The state of California launched its online small-business exchange on Monday, just one week after the Health and Human Services (HHS) Department announced it would delay the federal small-business exchange for a full year.
“Small businesses now have new options to provide more choice for their employees and new affordable options for their businesses,” Peter Lee, the executive director of the California exchange, said in a statement.
“Covered California has created the Small Business Health Options Program (SHOP) to help small business owners to get the best value for themselves and their employees.”
Companies with fewer than 50 employees were slated to begin buying coverage through the federal SHOP program this month. The exchange’s delay means small businesses in states where the feds are running the exchanges would instead have to seek out coverage through an agent or broker, where it might be more difficult to determine eligibility for tax credits.
It’s the latest example of how the 14 state-run exchanges, with a few exceptions, are outpacing the 36 federally run exchanges in the rollout of the healthcare law.
The state markets have largely avoided the problems facing the federally run exchanges, and have emerged as a bright spot for the administration during the chaotic first two months of the ObamaCare launch.
About 75 percent of the 106,000 total enrollees from October were in the 12 states running their own markets. An additional two states, plus the District of Columbia, didn’t report statistics.
More than one-third of those came from California, where the push to enroll the uninsured has made the state a model of success that the feds and other states hope can be replicated.
Last month, Covered California said that nearly 50,000 people had picked out a private health plan under ObamaCare during the first 19 days of November, nearly doubling its October total of 31,000.

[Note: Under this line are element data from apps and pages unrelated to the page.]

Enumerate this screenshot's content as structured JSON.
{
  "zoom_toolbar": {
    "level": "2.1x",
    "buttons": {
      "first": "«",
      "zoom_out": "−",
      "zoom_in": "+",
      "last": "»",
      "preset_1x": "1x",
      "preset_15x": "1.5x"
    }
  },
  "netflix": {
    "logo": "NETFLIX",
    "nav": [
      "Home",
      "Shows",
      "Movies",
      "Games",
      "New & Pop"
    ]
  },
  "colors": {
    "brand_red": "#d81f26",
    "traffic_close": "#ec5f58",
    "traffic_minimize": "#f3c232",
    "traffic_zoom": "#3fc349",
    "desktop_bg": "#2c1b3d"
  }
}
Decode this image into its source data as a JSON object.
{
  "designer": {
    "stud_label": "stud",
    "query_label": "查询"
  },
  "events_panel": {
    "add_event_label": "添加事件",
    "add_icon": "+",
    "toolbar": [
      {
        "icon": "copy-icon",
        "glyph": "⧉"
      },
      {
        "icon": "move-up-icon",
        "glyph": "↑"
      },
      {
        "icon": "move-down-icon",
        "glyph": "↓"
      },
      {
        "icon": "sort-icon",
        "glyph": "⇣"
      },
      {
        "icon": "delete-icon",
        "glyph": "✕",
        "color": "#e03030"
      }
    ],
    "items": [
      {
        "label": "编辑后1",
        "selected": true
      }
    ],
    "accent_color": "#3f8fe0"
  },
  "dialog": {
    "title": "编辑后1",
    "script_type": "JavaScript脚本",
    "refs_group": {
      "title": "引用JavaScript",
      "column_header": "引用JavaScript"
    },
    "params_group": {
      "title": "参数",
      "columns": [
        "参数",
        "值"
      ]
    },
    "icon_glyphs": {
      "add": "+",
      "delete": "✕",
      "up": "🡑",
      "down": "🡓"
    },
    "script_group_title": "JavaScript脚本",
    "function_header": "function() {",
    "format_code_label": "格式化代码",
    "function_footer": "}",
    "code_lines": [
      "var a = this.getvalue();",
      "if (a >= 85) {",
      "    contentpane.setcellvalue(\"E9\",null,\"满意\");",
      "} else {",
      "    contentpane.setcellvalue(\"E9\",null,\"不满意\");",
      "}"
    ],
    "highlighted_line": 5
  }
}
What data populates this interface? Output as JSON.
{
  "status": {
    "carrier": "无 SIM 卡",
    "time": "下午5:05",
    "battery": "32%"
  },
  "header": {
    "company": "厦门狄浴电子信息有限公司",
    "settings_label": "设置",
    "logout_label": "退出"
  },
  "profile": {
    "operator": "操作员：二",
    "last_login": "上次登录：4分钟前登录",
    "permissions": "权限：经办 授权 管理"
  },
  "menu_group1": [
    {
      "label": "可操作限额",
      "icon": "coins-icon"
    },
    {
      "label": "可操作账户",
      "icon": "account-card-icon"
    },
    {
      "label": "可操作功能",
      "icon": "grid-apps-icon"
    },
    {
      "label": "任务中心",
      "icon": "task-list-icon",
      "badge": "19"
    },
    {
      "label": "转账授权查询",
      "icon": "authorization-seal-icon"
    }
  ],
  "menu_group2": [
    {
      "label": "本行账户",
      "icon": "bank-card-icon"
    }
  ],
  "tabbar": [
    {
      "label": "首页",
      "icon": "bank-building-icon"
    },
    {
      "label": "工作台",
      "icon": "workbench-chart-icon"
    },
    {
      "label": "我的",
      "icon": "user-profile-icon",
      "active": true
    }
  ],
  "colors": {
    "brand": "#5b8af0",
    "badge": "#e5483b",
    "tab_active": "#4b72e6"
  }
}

In addition, the exchange touted a high number of individuals who have filled out applications but not yet selected a healthcare plan. Covered California said it received more than 10,000 completed applications a day during one week in November, topping out with a high of 71,888.